About this task: Look through the lines below; wherever the word "Windows" appears, copy that line.

Dataset rows describing interfaces
==========
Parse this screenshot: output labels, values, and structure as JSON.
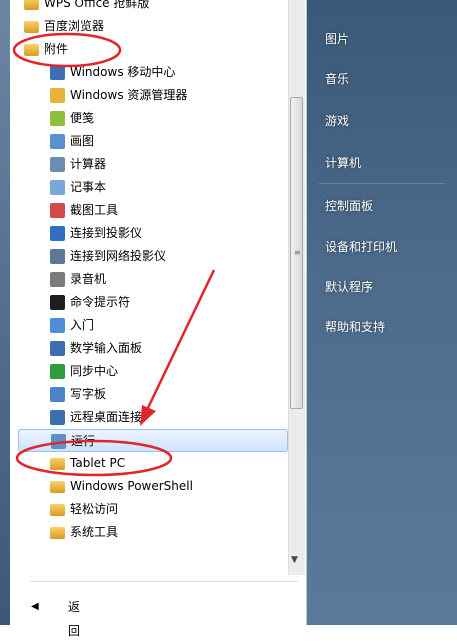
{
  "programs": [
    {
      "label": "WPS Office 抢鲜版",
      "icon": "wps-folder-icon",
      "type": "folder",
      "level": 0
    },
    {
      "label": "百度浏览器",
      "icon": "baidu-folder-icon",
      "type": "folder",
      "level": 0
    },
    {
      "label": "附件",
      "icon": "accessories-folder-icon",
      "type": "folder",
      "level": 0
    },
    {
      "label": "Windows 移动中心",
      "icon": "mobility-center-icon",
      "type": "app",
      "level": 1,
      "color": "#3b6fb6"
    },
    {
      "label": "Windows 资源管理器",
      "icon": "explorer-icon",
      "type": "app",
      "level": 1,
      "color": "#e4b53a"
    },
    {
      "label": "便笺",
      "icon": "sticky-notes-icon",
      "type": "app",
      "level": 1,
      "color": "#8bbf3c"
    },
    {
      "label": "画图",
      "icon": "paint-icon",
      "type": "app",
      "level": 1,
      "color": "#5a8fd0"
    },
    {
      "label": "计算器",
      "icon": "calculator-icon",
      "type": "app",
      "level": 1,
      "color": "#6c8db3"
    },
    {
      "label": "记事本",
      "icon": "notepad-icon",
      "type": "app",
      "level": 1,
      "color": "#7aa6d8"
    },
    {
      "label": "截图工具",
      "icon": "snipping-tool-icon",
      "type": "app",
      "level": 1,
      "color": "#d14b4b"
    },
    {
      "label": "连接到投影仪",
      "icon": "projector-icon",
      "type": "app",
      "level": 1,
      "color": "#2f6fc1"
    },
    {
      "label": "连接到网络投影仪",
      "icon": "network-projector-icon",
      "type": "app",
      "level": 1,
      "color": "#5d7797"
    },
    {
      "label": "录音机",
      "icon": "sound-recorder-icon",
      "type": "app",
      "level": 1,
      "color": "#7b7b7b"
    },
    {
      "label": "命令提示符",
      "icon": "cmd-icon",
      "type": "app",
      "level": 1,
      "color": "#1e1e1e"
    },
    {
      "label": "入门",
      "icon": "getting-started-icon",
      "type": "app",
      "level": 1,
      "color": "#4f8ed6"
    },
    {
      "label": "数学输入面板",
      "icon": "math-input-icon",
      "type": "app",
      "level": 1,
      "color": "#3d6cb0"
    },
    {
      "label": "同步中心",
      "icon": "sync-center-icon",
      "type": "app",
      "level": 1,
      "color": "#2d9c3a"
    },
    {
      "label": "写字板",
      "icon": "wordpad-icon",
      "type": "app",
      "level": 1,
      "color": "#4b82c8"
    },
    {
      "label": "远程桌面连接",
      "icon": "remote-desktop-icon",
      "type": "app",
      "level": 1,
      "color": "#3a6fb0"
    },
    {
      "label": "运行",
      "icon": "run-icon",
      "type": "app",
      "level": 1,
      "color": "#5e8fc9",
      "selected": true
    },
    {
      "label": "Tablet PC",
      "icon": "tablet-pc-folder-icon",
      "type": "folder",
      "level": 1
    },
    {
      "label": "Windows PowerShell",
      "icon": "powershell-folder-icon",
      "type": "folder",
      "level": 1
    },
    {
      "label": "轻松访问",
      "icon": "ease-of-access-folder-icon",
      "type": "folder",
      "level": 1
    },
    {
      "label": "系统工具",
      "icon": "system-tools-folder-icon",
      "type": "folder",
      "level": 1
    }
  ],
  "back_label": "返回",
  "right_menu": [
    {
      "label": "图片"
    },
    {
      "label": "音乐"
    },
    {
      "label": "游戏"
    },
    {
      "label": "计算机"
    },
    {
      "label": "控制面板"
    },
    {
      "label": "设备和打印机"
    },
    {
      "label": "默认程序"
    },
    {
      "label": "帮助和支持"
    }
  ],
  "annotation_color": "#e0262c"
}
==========
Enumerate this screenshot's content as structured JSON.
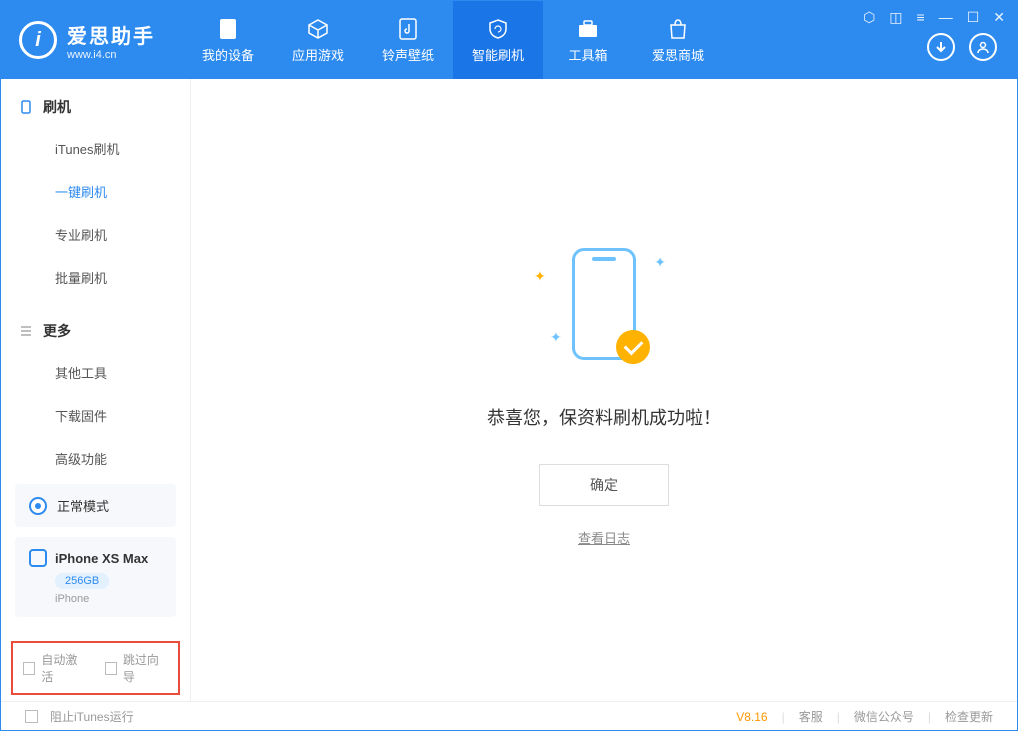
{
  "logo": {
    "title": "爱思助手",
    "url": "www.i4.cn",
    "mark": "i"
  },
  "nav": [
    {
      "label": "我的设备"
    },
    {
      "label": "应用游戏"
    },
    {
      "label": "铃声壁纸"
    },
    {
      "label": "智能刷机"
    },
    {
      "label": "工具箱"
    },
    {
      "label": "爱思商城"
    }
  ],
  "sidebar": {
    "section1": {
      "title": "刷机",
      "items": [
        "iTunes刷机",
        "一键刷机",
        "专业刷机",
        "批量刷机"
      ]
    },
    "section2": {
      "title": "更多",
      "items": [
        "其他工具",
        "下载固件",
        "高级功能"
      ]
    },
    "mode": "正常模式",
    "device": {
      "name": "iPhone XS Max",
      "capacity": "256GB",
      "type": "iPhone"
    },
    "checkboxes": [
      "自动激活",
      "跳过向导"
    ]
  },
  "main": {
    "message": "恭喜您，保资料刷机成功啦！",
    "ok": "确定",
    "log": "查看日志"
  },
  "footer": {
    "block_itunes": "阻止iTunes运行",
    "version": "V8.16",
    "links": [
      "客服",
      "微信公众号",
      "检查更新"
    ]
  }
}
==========
Solution to this task:
      "label": "Windows 移动中心",
      "label": "Windows 资源管理器",
      "label": "Windows PowerShell",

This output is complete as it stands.